**About this exercise**
Could you please count how many lines in the data below hold the string "price"? Reply with only the number.

**Data listing**
=====

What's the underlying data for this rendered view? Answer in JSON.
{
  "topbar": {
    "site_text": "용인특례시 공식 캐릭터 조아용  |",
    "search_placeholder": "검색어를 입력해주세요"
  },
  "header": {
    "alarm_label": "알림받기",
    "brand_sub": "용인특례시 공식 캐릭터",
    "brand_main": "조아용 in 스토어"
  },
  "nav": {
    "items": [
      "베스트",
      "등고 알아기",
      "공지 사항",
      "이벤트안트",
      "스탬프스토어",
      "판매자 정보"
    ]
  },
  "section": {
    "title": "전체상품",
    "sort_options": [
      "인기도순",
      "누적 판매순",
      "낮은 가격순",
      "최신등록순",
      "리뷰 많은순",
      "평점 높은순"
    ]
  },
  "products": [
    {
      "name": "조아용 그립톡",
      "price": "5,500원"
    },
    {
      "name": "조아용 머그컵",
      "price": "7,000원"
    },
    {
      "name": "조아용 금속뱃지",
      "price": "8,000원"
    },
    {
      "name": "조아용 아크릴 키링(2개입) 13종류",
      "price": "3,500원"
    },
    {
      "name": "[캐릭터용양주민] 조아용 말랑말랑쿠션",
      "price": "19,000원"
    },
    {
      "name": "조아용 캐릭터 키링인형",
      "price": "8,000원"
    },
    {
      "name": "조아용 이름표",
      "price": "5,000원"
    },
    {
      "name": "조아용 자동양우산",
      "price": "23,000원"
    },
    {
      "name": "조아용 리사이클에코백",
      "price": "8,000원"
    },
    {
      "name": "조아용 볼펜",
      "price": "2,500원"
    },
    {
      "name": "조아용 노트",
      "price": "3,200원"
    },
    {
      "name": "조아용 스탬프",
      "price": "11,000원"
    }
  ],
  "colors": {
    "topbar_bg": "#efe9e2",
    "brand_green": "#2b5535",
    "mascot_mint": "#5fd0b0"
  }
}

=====

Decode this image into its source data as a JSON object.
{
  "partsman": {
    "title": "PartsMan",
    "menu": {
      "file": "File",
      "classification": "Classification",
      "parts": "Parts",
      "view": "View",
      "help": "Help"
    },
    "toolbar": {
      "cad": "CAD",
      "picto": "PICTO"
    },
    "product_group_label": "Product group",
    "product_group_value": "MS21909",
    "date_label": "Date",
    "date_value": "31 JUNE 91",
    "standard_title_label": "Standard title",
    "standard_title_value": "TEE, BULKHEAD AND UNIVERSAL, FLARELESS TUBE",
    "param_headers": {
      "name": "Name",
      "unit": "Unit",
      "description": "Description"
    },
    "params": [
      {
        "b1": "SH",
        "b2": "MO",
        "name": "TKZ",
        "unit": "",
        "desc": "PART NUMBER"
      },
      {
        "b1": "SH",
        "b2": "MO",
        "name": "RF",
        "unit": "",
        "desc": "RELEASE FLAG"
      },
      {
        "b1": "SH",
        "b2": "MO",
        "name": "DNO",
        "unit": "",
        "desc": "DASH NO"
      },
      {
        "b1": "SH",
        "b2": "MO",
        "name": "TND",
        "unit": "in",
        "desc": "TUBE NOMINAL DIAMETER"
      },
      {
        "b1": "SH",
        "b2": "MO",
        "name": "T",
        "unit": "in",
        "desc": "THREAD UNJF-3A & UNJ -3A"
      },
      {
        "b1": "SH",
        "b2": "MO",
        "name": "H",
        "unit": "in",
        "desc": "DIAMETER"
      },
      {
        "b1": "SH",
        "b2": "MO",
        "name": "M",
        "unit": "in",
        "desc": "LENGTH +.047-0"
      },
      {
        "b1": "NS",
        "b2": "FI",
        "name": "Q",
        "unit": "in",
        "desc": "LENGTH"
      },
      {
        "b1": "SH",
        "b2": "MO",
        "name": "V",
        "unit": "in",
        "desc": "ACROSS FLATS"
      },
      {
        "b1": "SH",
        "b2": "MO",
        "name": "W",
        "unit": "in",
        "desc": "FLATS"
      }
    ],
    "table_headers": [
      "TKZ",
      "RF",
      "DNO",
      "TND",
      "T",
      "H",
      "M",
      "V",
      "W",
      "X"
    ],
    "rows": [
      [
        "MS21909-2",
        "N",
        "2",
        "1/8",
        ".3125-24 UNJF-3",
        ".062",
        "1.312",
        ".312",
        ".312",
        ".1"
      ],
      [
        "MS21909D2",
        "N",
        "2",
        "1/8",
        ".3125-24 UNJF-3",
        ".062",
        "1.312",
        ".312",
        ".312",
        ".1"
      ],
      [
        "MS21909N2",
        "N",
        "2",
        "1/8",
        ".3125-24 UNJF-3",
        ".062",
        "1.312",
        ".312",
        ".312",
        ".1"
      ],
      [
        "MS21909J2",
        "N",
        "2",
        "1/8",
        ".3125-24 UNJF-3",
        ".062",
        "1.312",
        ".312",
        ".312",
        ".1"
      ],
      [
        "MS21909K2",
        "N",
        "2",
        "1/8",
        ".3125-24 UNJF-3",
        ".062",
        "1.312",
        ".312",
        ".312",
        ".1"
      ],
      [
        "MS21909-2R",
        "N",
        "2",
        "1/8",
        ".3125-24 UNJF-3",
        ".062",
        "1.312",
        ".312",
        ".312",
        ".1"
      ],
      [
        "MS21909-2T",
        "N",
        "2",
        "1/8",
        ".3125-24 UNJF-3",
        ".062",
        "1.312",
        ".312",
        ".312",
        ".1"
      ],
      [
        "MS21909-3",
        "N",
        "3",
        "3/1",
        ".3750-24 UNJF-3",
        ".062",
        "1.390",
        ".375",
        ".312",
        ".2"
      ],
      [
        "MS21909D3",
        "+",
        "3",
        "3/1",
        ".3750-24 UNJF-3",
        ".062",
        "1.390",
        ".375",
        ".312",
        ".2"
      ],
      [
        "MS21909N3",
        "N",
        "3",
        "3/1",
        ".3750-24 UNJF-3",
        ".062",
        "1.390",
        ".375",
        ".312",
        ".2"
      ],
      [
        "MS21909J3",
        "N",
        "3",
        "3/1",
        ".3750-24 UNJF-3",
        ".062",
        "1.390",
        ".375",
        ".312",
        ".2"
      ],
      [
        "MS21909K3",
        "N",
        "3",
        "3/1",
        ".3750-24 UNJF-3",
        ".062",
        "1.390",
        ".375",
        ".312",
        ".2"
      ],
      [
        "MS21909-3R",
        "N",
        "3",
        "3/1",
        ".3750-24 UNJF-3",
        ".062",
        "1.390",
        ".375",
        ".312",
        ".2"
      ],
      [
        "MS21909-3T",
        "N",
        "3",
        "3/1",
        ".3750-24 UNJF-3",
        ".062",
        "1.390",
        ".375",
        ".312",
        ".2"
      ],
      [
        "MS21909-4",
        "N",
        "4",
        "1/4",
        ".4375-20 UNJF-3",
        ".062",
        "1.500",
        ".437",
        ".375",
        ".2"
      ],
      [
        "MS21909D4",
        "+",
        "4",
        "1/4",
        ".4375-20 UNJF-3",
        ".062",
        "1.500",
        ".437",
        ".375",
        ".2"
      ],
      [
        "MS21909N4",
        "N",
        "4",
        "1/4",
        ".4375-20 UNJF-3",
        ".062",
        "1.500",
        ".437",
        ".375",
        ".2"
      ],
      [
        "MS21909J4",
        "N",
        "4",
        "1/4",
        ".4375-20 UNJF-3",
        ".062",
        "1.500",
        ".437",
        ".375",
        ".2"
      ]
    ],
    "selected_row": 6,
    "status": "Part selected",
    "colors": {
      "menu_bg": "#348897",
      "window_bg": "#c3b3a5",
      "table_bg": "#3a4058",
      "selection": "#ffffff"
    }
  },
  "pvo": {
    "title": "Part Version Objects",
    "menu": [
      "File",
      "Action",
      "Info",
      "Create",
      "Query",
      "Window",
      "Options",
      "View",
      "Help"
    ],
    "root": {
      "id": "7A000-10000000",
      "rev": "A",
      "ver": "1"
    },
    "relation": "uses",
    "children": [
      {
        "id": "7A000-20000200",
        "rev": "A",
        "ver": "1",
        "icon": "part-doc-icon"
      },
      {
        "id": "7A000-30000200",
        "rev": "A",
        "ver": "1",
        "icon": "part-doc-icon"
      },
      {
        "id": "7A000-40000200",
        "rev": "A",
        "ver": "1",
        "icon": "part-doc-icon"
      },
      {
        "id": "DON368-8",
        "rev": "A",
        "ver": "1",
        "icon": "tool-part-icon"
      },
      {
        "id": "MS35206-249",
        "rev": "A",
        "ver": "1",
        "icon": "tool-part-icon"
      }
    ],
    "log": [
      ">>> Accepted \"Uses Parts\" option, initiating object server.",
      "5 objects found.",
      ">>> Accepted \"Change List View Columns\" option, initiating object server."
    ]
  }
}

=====

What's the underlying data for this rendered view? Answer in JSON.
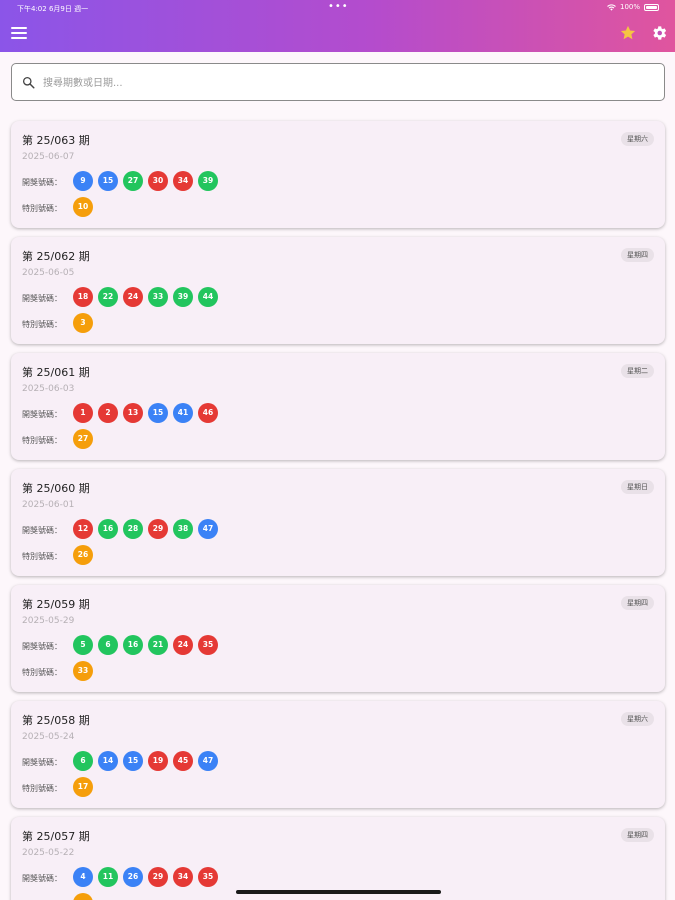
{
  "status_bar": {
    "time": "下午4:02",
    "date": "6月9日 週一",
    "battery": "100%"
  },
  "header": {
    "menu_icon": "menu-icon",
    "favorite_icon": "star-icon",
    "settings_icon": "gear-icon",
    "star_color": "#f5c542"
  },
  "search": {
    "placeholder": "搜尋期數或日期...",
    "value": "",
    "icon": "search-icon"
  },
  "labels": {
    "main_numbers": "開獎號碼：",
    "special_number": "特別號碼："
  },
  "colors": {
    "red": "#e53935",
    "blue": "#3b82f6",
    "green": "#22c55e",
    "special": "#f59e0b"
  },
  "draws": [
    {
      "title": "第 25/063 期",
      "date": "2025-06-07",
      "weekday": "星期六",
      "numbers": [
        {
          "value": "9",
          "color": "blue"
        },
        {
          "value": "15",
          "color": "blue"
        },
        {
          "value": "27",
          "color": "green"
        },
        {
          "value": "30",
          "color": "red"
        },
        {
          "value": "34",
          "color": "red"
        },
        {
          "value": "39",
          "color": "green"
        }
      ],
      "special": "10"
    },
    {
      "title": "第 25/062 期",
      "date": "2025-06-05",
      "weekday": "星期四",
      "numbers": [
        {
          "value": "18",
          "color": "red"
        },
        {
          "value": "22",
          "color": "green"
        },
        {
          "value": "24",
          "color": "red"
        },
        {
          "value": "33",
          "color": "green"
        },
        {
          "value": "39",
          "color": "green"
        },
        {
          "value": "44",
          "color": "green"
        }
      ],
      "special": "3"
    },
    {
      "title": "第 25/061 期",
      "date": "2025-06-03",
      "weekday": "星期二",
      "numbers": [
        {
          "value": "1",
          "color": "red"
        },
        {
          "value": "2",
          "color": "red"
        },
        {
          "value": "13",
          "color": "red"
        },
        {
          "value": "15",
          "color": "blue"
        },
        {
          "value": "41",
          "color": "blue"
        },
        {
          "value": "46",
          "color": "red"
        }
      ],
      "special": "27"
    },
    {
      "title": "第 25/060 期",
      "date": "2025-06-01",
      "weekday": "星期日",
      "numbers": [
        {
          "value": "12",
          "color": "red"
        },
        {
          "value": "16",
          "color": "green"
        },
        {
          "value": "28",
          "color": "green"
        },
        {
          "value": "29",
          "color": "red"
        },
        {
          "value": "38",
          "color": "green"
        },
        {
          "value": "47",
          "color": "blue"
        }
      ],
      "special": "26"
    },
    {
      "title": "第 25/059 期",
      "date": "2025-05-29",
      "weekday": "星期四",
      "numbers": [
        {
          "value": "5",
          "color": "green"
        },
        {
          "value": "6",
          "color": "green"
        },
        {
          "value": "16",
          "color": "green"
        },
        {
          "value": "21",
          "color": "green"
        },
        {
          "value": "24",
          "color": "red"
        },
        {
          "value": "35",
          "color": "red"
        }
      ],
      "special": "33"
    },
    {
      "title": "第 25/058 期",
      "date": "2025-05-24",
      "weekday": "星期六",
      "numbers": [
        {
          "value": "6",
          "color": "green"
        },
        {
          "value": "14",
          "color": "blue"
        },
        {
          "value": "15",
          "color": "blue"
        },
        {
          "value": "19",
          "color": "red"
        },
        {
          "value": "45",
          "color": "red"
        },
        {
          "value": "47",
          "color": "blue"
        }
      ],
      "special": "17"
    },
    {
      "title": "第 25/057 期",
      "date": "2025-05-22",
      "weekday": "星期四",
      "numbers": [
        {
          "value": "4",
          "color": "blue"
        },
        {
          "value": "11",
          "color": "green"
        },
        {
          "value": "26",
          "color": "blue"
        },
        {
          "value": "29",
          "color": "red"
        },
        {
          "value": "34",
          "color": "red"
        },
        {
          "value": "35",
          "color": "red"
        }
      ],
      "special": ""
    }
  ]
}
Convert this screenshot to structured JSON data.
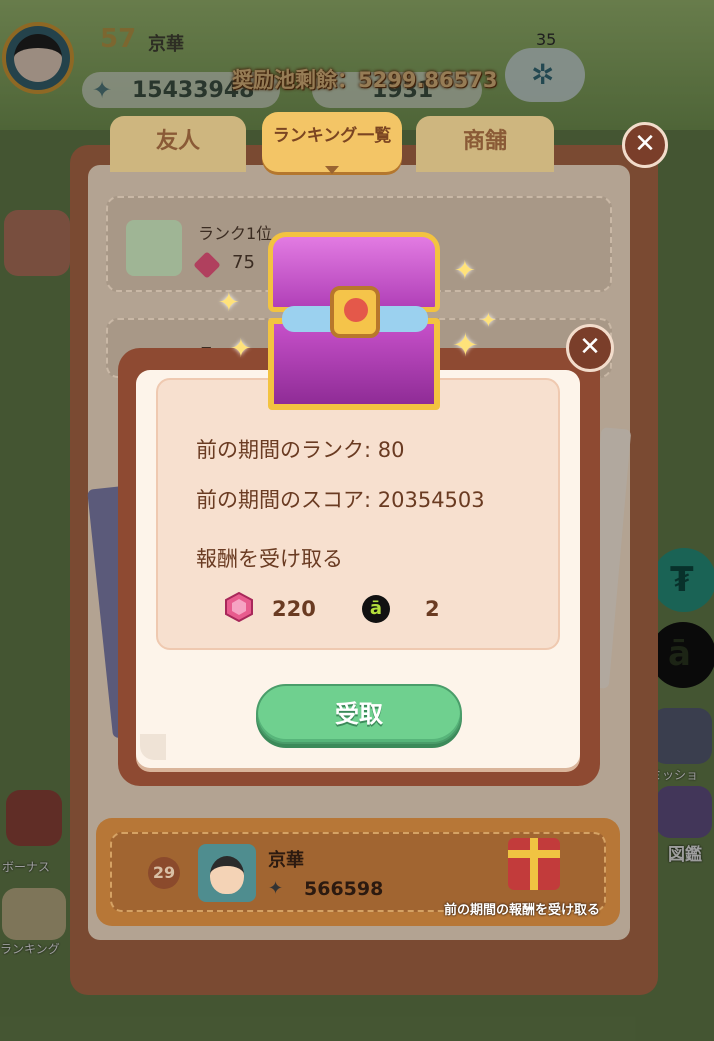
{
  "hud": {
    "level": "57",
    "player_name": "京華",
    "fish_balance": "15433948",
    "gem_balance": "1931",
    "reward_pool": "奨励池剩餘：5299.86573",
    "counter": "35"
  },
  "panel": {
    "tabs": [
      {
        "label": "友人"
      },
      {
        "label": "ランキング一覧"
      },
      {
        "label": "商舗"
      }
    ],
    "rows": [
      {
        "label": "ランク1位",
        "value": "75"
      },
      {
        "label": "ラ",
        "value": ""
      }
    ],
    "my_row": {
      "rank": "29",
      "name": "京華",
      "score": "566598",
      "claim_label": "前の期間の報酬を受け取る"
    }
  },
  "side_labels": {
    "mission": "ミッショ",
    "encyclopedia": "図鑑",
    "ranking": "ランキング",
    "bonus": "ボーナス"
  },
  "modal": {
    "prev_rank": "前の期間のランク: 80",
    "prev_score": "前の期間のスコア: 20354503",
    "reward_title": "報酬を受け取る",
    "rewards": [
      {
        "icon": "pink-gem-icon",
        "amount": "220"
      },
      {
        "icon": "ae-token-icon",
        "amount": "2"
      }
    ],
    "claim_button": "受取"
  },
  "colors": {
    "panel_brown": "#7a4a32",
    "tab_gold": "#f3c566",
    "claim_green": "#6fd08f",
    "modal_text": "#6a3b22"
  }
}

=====

**Answer for this exercise**
12